How to complete this task
An exact copy of all the entries below is what this task needs.

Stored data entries
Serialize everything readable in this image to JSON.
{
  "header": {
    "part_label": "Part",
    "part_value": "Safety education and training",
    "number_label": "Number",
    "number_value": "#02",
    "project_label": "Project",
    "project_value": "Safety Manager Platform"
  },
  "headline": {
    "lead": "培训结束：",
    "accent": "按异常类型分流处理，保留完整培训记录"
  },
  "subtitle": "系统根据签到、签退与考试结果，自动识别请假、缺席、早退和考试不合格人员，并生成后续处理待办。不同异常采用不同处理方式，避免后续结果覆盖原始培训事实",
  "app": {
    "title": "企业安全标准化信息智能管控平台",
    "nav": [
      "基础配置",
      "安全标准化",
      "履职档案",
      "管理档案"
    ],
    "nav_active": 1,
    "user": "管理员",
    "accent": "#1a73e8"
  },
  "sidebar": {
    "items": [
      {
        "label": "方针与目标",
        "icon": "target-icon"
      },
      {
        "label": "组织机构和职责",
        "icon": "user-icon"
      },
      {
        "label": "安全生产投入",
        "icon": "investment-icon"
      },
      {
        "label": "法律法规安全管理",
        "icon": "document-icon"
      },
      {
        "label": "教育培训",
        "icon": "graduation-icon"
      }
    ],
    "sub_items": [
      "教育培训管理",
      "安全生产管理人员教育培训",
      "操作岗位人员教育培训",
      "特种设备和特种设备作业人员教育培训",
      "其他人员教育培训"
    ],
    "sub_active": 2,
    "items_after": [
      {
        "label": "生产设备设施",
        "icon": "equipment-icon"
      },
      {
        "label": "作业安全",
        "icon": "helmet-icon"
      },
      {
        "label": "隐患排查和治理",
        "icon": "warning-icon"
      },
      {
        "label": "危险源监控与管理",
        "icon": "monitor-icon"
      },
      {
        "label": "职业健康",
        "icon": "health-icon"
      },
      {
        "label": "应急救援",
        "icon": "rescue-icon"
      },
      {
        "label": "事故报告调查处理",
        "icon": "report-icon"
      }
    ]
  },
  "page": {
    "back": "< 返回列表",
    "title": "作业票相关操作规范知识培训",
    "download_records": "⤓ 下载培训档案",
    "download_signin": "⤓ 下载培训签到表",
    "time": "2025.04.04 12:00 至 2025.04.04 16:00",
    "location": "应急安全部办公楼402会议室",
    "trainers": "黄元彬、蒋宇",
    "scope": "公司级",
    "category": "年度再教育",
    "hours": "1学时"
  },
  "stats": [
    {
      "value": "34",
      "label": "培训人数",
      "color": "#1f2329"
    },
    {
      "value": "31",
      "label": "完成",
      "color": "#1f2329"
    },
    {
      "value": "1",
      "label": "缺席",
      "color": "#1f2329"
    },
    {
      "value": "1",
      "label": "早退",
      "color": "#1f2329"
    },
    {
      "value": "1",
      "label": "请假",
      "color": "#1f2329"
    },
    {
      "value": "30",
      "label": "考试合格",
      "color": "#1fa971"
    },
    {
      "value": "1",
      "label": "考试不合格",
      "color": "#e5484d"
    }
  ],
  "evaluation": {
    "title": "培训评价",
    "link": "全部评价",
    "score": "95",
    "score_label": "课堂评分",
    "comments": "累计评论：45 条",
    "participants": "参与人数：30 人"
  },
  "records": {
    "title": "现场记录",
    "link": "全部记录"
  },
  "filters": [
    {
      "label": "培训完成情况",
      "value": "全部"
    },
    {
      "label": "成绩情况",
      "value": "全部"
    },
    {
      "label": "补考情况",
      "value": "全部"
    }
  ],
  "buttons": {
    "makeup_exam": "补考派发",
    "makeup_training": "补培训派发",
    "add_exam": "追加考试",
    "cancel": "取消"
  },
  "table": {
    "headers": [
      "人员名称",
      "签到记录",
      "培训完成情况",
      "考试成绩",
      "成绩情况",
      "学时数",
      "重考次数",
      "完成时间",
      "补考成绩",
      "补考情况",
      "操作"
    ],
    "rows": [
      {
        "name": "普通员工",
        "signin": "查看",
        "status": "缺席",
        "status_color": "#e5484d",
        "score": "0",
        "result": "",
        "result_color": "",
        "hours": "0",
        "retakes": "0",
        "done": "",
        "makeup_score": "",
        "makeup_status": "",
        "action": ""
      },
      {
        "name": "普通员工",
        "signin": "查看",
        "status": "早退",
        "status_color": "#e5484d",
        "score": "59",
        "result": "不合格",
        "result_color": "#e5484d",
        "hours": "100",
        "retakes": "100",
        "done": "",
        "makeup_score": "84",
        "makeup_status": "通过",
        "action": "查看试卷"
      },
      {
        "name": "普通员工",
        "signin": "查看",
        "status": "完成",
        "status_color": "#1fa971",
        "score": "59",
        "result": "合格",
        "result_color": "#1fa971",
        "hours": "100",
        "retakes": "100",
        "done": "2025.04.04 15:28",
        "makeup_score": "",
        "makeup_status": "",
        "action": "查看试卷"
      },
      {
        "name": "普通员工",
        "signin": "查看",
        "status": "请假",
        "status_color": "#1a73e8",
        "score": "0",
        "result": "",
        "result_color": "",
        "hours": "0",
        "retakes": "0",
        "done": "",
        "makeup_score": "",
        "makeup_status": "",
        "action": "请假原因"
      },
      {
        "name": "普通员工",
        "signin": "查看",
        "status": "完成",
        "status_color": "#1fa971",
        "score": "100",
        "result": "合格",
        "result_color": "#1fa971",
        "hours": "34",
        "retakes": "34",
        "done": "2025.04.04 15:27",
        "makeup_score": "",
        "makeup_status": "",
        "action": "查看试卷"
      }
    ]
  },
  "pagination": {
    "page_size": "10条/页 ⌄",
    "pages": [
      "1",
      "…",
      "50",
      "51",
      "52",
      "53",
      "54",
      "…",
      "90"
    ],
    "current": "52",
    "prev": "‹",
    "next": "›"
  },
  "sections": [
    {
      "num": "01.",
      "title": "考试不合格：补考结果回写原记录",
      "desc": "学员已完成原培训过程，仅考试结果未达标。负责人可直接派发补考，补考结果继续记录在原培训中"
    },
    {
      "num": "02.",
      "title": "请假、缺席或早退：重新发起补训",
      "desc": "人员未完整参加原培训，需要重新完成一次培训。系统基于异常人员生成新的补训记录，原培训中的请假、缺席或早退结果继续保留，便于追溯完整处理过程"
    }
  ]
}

Task answer
Serialize everything readable in this image to JSON.
{
  "header": {
    "part_label": "Part",
    "part_value": "Safety education and training",
    "number_label": "Number",
    "number_value": "#02",
    "project_label": "Project",
    "project_value": "Safety Manager Platform"
  },
  "headline": {
    "lead": "培训结束：",
    "accent": "按异常类型分流处理，保留完整培训记录"
  },
  "subtitle": "系统根据签到、签退与考试结果，自动识别请假、缺席、早退和考试不合格人员，并生成后续处理待办。不同异常采用不同处理方式，避免后续结果覆盖原始培训事实",
  "app": {
    "title": "企业安全标准化信息智能管控平台",
    "nav": [
      "基础配置",
      "安全标准化",
      "履职档案",
      "管理档案"
    ],
    "nav_active": 1,
    "user": "管理员",
    "accent": "#1a73e8"
  },
  "sidebar": {
    "items": [
      {
        "label": "方针与目标",
        "icon": "target-icon"
      },
      {
        "label": "组织机构和职责",
        "icon": "user-icon"
      },
      {
        "label": "安全生产投入",
        "icon": "investment-icon"
      },
      {
        "label": "法律法规安全管理",
        "icon": "document-icon"
      },
      {
        "label": "教育培训",
        "icon": "graduation-icon"
      }
    ],
    "sub_items": [
      "教育培训管理",
      "安全生产管理人员教育培训",
      "操作岗位人员教育培训",
      "特种设备和特种设备作业人员教育培训",
      "其他人员教育培训"
    ],
    "sub_active": 2,
    "items_after": [
      {
        "label": "生产设备设施",
        "icon": "equipment-icon"
      },
      {
        "label": "作业安全",
        "icon": "helmet-icon"
      },
      {
        "label": "隐患排查和治理",
        "icon": "warning-icon"
      },
      {
        "label": "危险源监控与管理",
        "icon": "monitor-icon"
      },
      {
        "label": "职业健康",
        "icon": "health-icon"
      },
      {
        "label": "应急救援",
        "icon": "rescue-icon"
      },
      {
        "label": "事故报告调查处理",
        "icon": "report-icon"
      }
    ]
  },
  "page": {
    "back": "< 返回列表",
    "title": "作业票相关操作规范知识培训",
    "download_records": "⤓ 下载培训档案",
    "download_signin": "⤓ 下载培训签到表",
    "time": "2025.04.04 12:00 至 2025.04.04 16:00",
    "location": "应急安全部办公楼402会议室",
    "trainers": "黄元彬、蒋宇",
    "scope": "公司级",
    "category": "年度再教育",
    "hours": "1学时"
  },
  "stats": [
    {
      "value": "34",
      "label": "培训人数",
      "color": "#1f2329"
    },
    {
      "value": "31",
      "label": "完成",
      "color": "#1f2329"
    },
    {
      "value": "1",
      "label": "缺席",
      "color": "#1f2329"
    },
    {
      "value": "1",
      "label": "早退",
      "color": "#1f2329"
    },
    {
      "value": "1",
      "label": "请假",
      "color": "#1f2329"
    },
    {
      "value": "30",
      "label": "考试合格",
      "color": "#1fa971"
    },
    {
      "value": "1",
      "label": "考试不合格",
      "color": "#e5484d"
    }
  ],
  "evaluation": {
    "title": "培训评价",
    "link": "全部评价",
    "score": "95",
    "score_label": "课堂评分",
    "comments": "累计评论：45 条",
    "participants": "参与人数：30 人"
  },
  "records": {
    "title": "现场记录",
    "link": "全部记录"
  },
  "filters": [
    {
      "label": "培训完成情况",
      "value": "全部"
    },
    {
      "label": "成绩情况",
      "value": "全部"
    },
    {
      "label": "补考情况",
      "value": "全部"
    }
  ],
  "buttons": {
    "makeup_exam": "补考派发",
    "makeup_training": "补培训派发",
    "add_exam": "追加考试",
    "cancel": "取消"
  },
  "table": {
    "headers": [
      "人员名称",
      "签到记录",
      "培训完成情况",
      "考试成绩",
      "成绩情况",
      "学时数",
      "重考次数",
      "完成时间",
      "补考成绩",
      "补考情况",
      "操作"
    ],
    "rows": [
      {
        "name": "普通员工",
        "signin": "查看",
        "status": "缺席",
        "status_color": "#e5484d",
        "score": "0",
        "result": "",
        "result_color": "",
        "hours": "0",
        "retakes": "0",
        "done": "",
        "makeup_score": "",
        "makeup_status": "",
        "action": ""
      },
      {
        "name": "普通员工",
        "signin": "查看",
        "status": "早退",
        "status_color": "#e5484d",
        "score": "59",
        "result": "不合格",
        "result_color": "#e5484d",
        "hours": "100",
        "retakes": "100",
        "done": "",
        "makeup_score": "84",
        "makeup_status": "通过",
        "action": "查看试卷"
      },
      {
        "name": "普通员工",
        "signin": "查看",
        "status": "完成",
        "status_color": "#1fa971",
        "score": "59",
        "result": "合格",
        "result_color": "#1fa971",
        "hours": "100",
        "retakes": "100",
        "done": "2025.04.04 15:28",
        "makeup_score": "",
        "makeup_status": "",
        "action": "查看试卷"
      },
      {
        "name": "普通员工",
        "signin": "查看",
        "status": "请假",
        "status_color": "#1a73e8",
        "score": "0",
        "result": "",
        "result_color": "",
        "hours": "0",
        "retakes": "0",
        "done": "",
        "makeup_score": "",
        "makeup_status": "",
        "action": "请假原因"
      },
      {
        "name": "普通员工",
        "signin": "查看",
        "status": "完成",
        "status_color": "#1fa971",
        "score": "100",
        "result": "合格",
        "result_color": "#1fa971",
        "hours": "34",
        "retakes": "34",
        "done": "2025.04.04 15:27",
        "makeup_score": "",
        "makeup_status": "",
        "action": "查看试卷"
      }
    ]
  },
  "pagination": {
    "page_size": "10条/页 ⌄",
    "pages": [
      "1",
      "…",
      "50",
      "51",
      "52",
      "53",
      "54",
      "…",
      "90"
    ],
    "current": "52",
    "prev": "‹",
    "next": "›"
  },
  "sections": [
    {
      "num": "01.",
      "title": "考试不合格：补考结果回写原记录",
      "desc": "学员已完成原培训过程，仅考试结果未达标。负责人可直接派发补考，补考结果继续记录在原培训中"
    },
    {
      "num": "02.",
      "title": "请假、缺席或早退：重新发起补训",
      "desc": "人员未完整参加原培训，需要重新完成一次培训。系统基于异常人员生成新的补训记录，原培训中的请假、缺席或早退结果继续保留，便于追溯完整处理过程"
    }
  ]
}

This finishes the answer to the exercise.